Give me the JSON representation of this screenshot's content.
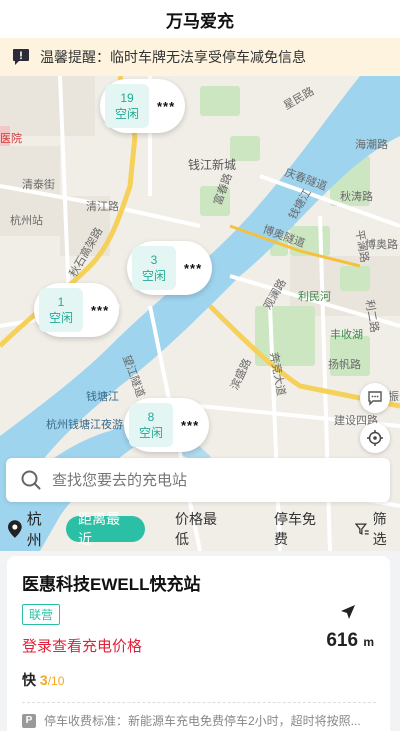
{
  "app": {
    "title": "万马爱充"
  },
  "notice": {
    "text": "温馨提醒：临时车牌无法享受停车减免信息"
  },
  "map": {
    "labels": [
      "医院",
      "清泰街",
      "杭州站",
      "清江路",
      "秋石高架路",
      "钱江新城",
      "富春路",
      "庆春隧道",
      "钱塘江",
      "博奥隧道",
      "海潮路",
      "秋涛路",
      "利民河",
      "观澜路",
      "望江隧道",
      "杭州钱塘江夜游",
      "钱塘江",
      "滨盛路",
      "扬帆路",
      "建设四路",
      "奔竞大道",
      "博奥路",
      "平澜路",
      "利二路",
      "丰收湖",
      "振宁路",
      "星民路"
    ],
    "pins": [
      {
        "count": "19",
        "status": "空闲",
        "stars": "***"
      },
      {
        "count": "3",
        "status": "空闲",
        "stars": "***"
      },
      {
        "count": "1",
        "status": "空闲",
        "stars": "***"
      },
      {
        "count": "8",
        "status": "空闲",
        "stars": "***"
      }
    ]
  },
  "search": {
    "placeholder": "查找您要去的充电站"
  },
  "filters": {
    "city": "杭州",
    "options": [
      "距离最近",
      "价格最低",
      "停车免费"
    ],
    "filter_label": "筛选"
  },
  "station": {
    "name": "医惠科技EWELL快充站",
    "badge": "联营",
    "price_link": "登录查看充电价格",
    "fast_label": "快",
    "fast_available": "3",
    "fast_total": "/10",
    "distance": "616",
    "distance_unit": "m",
    "parking_text": "停车收费标准：新能源车充电免费停车2小时，超时将按照..."
  },
  "colors": {
    "accent": "#2bbfa5",
    "warning": "#e3213b",
    "notice_bg": "#fdf3de"
  }
}
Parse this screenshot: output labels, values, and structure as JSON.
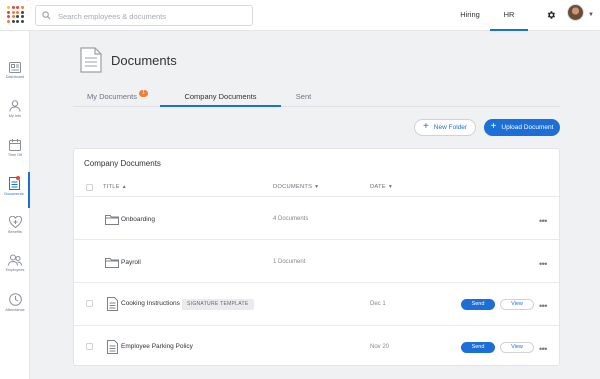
{
  "search": {
    "placeholder": "Search employees & documents"
  },
  "header": {
    "hiring_label": "Hiring",
    "hr_label": "HR"
  },
  "logo": {
    "dot_colors": [
      "#f1c232",
      "#e8453c",
      "#f37c3a",
      "#3b4757"
    ]
  },
  "sidebar": {
    "items": [
      {
        "label": "Dashboard",
        "icon": "dashboard-icon"
      },
      {
        "label": "My Info",
        "icon": "person-icon"
      },
      {
        "label": "Time Off",
        "icon": "calendar-icon"
      },
      {
        "label": "Documents",
        "icon": "document-icon",
        "active": true,
        "has_notification": true
      },
      {
        "label": "Benefits",
        "icon": "heart-plus-icon"
      },
      {
        "label": "Employees",
        "icon": "people-icon"
      },
      {
        "label": "Attendance",
        "icon": "clock-icon"
      }
    ]
  },
  "page": {
    "title": "Documents"
  },
  "tabs": [
    {
      "label": "My Documents",
      "badge": "1"
    },
    {
      "label": "Company Documents",
      "active": true
    },
    {
      "label": "Sent"
    }
  ],
  "actions": {
    "new_folder": "New Folder",
    "upload_document": "Upload Document"
  },
  "card": {
    "title": "Company Documents",
    "columns": {
      "title": "TITLE",
      "documents": "DOCUMENTS",
      "date": "DATE"
    },
    "rows": [
      {
        "type": "folder",
        "name": "Onboarding",
        "documents": "4 Documents"
      },
      {
        "type": "folder",
        "name": "Payroll",
        "documents": "1 Document"
      },
      {
        "type": "file",
        "name": "Cooking Instructions",
        "tag": "SIGNATURE TEMPLATE",
        "date": "Dec 1",
        "send": "Send",
        "view": "View"
      },
      {
        "type": "file",
        "name": "Employee Parking Policy",
        "date": "Nov 20",
        "send": "Send",
        "view": "View"
      }
    ]
  },
  "colors": {
    "accent": "#1d6fd8",
    "badge": "#f37c3a",
    "notification": "#e8453c"
  }
}
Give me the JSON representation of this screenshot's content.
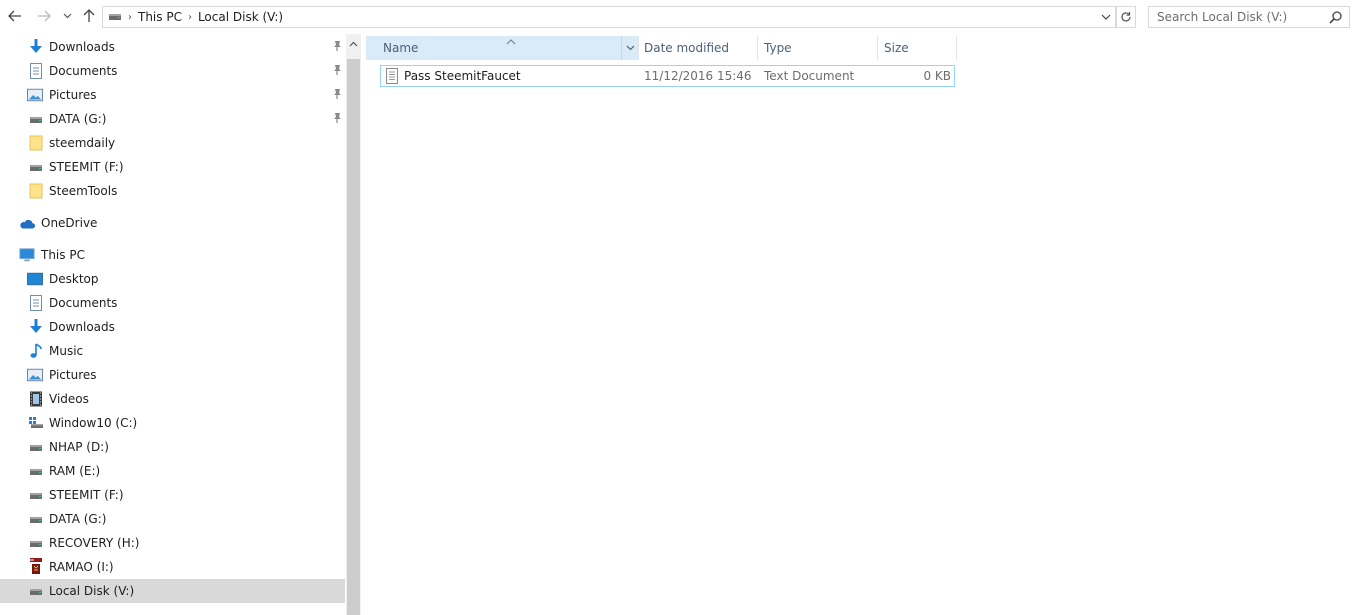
{
  "address": {
    "breadcrumbs": [
      "This PC",
      "Local Disk (V:)"
    ]
  },
  "search": {
    "placeholder": "Search Local Disk (V:)"
  },
  "sidebar": {
    "quick_access": [
      {
        "label": "Downloads",
        "icon": "download-arrow-icon",
        "pinned": true
      },
      {
        "label": "Documents",
        "icon": "document-icon",
        "pinned": true
      },
      {
        "label": "Pictures",
        "icon": "pictures-icon",
        "pinned": true
      },
      {
        "label": "DATA (G:)",
        "icon": "drive-icon",
        "pinned": true
      },
      {
        "label": "steemdaily",
        "icon": "folder-icon",
        "pinned": false
      },
      {
        "label": "STEEMIT (F:)",
        "icon": "drive-icon",
        "pinned": false
      },
      {
        "label": "SteemTools",
        "icon": "folder-icon",
        "pinned": false
      }
    ],
    "onedrive": {
      "label": "OneDrive",
      "icon": "onedrive-cloud-icon"
    },
    "this_pc": {
      "label": "This PC",
      "icon": "computer-icon"
    },
    "this_pc_items": [
      {
        "label": "Desktop",
        "icon": "desktop-icon"
      },
      {
        "label": "Documents",
        "icon": "document-icon"
      },
      {
        "label": "Downloads",
        "icon": "download-arrow-icon"
      },
      {
        "label": "Music",
        "icon": "music-note-icon"
      },
      {
        "label": "Pictures",
        "icon": "pictures-icon"
      },
      {
        "label": "Videos",
        "icon": "film-icon"
      },
      {
        "label": "Window10 (C:)",
        "icon": "windows-drive-icon"
      },
      {
        "label": "NHAP (D:)",
        "icon": "drive-icon"
      },
      {
        "label": "RAM (E:)",
        "icon": "drive-icon"
      },
      {
        "label": "STEEMIT (F:)",
        "icon": "drive-icon"
      },
      {
        "label": "DATA (G:)",
        "icon": "drive-icon"
      },
      {
        "label": "RECOVERY (H:)",
        "icon": "drive-icon"
      },
      {
        "label": "RAMAO (I:)",
        "icon": "sd-card-icon"
      },
      {
        "label": "Local Disk (V:)",
        "icon": "drive-icon",
        "selected": true
      }
    ]
  },
  "columns": [
    "Name",
    "Date modified",
    "Type",
    "Size"
  ],
  "files": [
    {
      "name": "Pass SteemitFaucet",
      "date_modified": "11/12/2016 15:46",
      "type": "Text Document",
      "size": "0 KB",
      "icon": "text-file-icon"
    }
  ],
  "colors": {
    "selection_bg": "#d9d9d9",
    "header_active_bg": "#d9ebf9",
    "row_border": "#99d1ff",
    "header_text": "#4c607a"
  }
}
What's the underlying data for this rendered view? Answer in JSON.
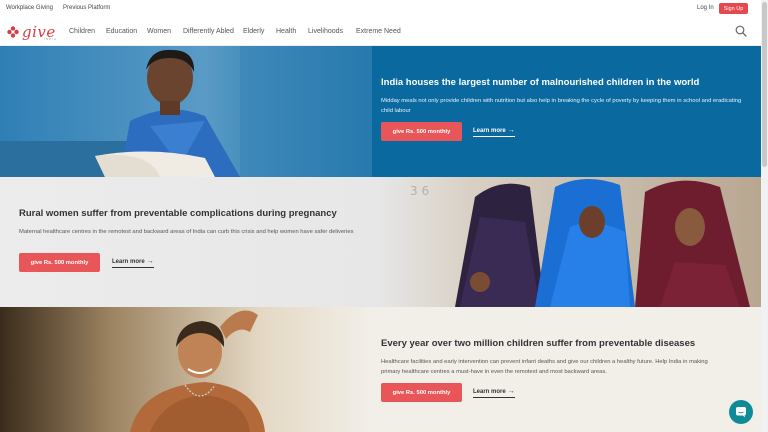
{
  "topbar": {
    "workplace_giving": "Workplace Giving",
    "previous_platform": "Previous Platform",
    "login": "Log In",
    "signup": "Sign Up"
  },
  "logo": {
    "text": "give",
    "sub": "INDIA",
    "brand_color": "#d63e43"
  },
  "nav": {
    "items": [
      "Children",
      "Education",
      "Women",
      "Differently Abled",
      "Elderly",
      "Health",
      "Livelihoods",
      "Extreme Need"
    ],
    "search_icon": "search-icon"
  },
  "sections": [
    {
      "heading": "India houses the largest number of malnourished children in the world",
      "description": "Midday meals not only provide children with nutrition but also help in breaking the cycle of poverty by keeping them in school and eradicating child labour",
      "cta": "give Rs. 500 monthly",
      "learn_more": "Learn more",
      "background": "#0a6aa0"
    },
    {
      "heading": "Rural women suffer from preventable complications during pregnancy",
      "description": "Maternal healthcare centres in the remotest and backward areas of India can curb this crisis and help women have safer deliveries",
      "cta": "give Rs. 500 monthly",
      "learn_more": "Learn more",
      "background": "#ebebeb"
    },
    {
      "heading": "Every year over two million children suffer from preventable diseases",
      "description": "Healthcare facilities and early intervention can prevent infant deaths and give our children a healthy future. Help India in making primary healthcare centres a must-have in even the remotest and most backward areas.",
      "cta": "give Rs. 500 monthly",
      "learn_more": "Learn more",
      "background": "#f2efe9"
    }
  ],
  "accent_color": "#e8565a",
  "chat_icon": "chat-icon"
}
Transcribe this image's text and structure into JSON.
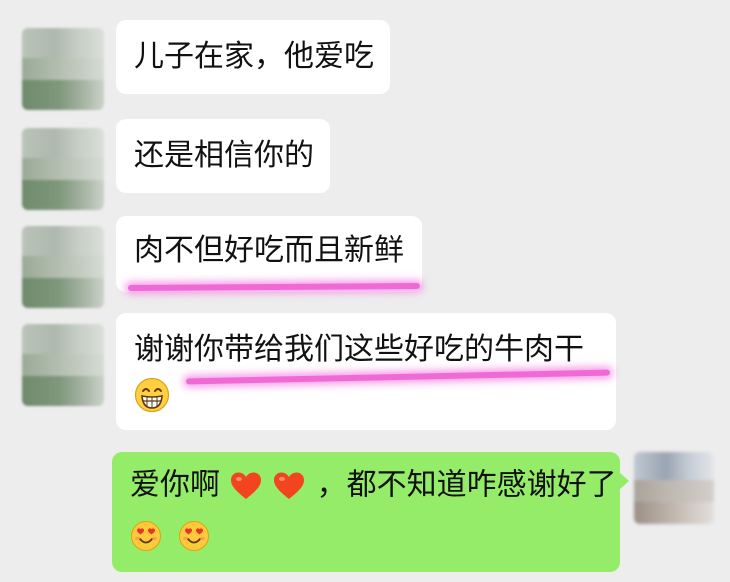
{
  "chat": {
    "messages": [
      {
        "sender": "contact",
        "text": "儿子在家，他爱吃"
      },
      {
        "sender": "contact",
        "text": "还是相信你的"
      },
      {
        "sender": "contact",
        "text": "肉不但好吃而且新鲜"
      },
      {
        "sender": "contact",
        "text": "谢谢你带给我们这些好吃的牛肉干",
        "emoji": "grinning-face-icon"
      },
      {
        "sender": "me",
        "text_before": "爱你啊",
        "hearts": [
          "heart-icon",
          "heart-icon"
        ],
        "text_after": "，都不知道咋感谢好了",
        "emojis": [
          "smiling-face-hearts-icon",
          "smiling-face-hearts-icon"
        ]
      }
    ]
  },
  "colors": {
    "background": "#ededed",
    "received_bubble": "#ffffff",
    "sent_bubble": "#95ec69",
    "highlight": "#f06ad5",
    "text": "#111111"
  }
}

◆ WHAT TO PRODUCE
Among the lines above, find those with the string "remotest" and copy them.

◆ EXERCISE ANSWER
      "description": "Maternal healthcare centres in the remotest and backward areas of India can curb this crisis and help women have safer deliveries",
      "description": "Healthcare facilities and early intervention can prevent infant deaths and give our children a healthy future. Help India in making primary healthcare centres a must-have in even the remotest and most backward areas.",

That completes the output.